Many health systems, community organizations, public health officials, and policymakers increasingly believe we can only achieve greater health and well-being by addressing the social determinants of health. These complex social and environmental factors—such as where we are born and live, the strength of our families and communities, the economic opportunities available to us, and our educational backgrounds—shape our health over our lifetimes.
Professional nursing is rooted in a fundamental concern for the social, emotional, and physical needs of the disadvantaged. But many nurse-led innovations have not been disseminated widely, owing to inadequate resources, misaligned incentives, and insufficient attention to racial and class inequities. Furthermore, few nurses sit at policymaking tables. Given nursing's history and its ranking as the most trusted profession, nurses have a historic opportunity to address social determinants of health in America.
That is why the Robert Wood Johnson Foundation (RWJF) is partnering with the National Academy of Medicine (NAM) on a new report assessing the nursing profession. The Future of Nursing 2020-2030, to be released at the end of 2020, will chart a course for nurses to improve the health and well-being of the U.S. population in the 21st century. This report follows the Institute of Medicine's 2010 report, The Future of Nursing: Leading Change, Advancing Health, which served as a blueprint for the profession to build capacity by strengthening education, expanding scope of practice, promoting leadership, and improving workforce diversity.
To inform the new report, the RWJF asked Patricia Pittman, PhD, a professor at George Washington University, to write a background paper, setting the context for what nurses are already doing to address the social determinants of health and, importantly, to point out what more nurses can and should be doing. (To read Pittman's summary of her paper for the RWJF, see this month's Special Feature.)
In her background paper, Pittman identifies several innovative, evidence-based, and nurse-led models showing evidence of impact. One example is a project where nurses at Chicago's Rush University Medical Center developed and implemented a social determinants screening tool to use in their daily nursing assessments.
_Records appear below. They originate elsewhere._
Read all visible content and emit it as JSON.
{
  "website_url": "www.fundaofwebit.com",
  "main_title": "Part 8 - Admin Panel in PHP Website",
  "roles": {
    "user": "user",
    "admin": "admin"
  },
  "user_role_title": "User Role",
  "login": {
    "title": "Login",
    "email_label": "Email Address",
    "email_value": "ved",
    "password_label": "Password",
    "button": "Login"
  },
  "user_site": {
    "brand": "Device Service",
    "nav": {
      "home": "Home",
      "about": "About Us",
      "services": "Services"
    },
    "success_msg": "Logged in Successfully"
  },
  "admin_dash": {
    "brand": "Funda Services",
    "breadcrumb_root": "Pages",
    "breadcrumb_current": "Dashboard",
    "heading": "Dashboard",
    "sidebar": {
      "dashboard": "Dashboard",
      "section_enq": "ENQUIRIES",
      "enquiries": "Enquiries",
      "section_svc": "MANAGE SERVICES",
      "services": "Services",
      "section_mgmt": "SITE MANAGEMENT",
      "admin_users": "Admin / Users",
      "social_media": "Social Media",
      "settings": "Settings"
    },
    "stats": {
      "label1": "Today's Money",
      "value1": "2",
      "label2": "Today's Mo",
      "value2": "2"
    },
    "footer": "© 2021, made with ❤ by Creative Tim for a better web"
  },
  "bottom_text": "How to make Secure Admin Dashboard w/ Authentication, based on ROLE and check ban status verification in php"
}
The assessments revealed food insecurities, transportation, and housing as patient priorities. In response, nurses worked with community partners to find solutions—for example, they designed an initiative that repackages unused food from hospitals and restaurants and delivers it to families in need. To date, nine hospitals and organizations across the country have adopted the model.
The RWJF also solicited more than 500 nurses’ views on how nurses might better address health inequities. Their perspectives reveal that nurses want to address the social determinants of health but need support and additional resources. Indeed, nurses alone cannot eradicate poverty, poor health, or health inequities, but they can—and should—work with social workers, community health workers, and physicians within their health institutions to do so.
This summer, nurses are invited to weigh in on the new NAM report. All nurses—whether they work in acute care settings, long-term care, or the community—must get involved. The NAM committee is hosting town hall meetings to gather nurses’ input. Nurses can attend in person or via webinar. The next meetings will be held on July 24 in Philadelphia and August 7 in Seattle. More information can be found at https://nam.edu/publications/the-future-of-nursing-2020-2030.
The nursing profession demands we respond to the root causes of health inequities. It is far more effective to improve community health now than to treat chronic disease later. The great public health nurse Lillian Wald wrote, “The call to the nurse is not only for the bedside care of the sick, but to help in seeking out the deep-lying basic causes of illness and misery.” Now is nursing's time to make it happen!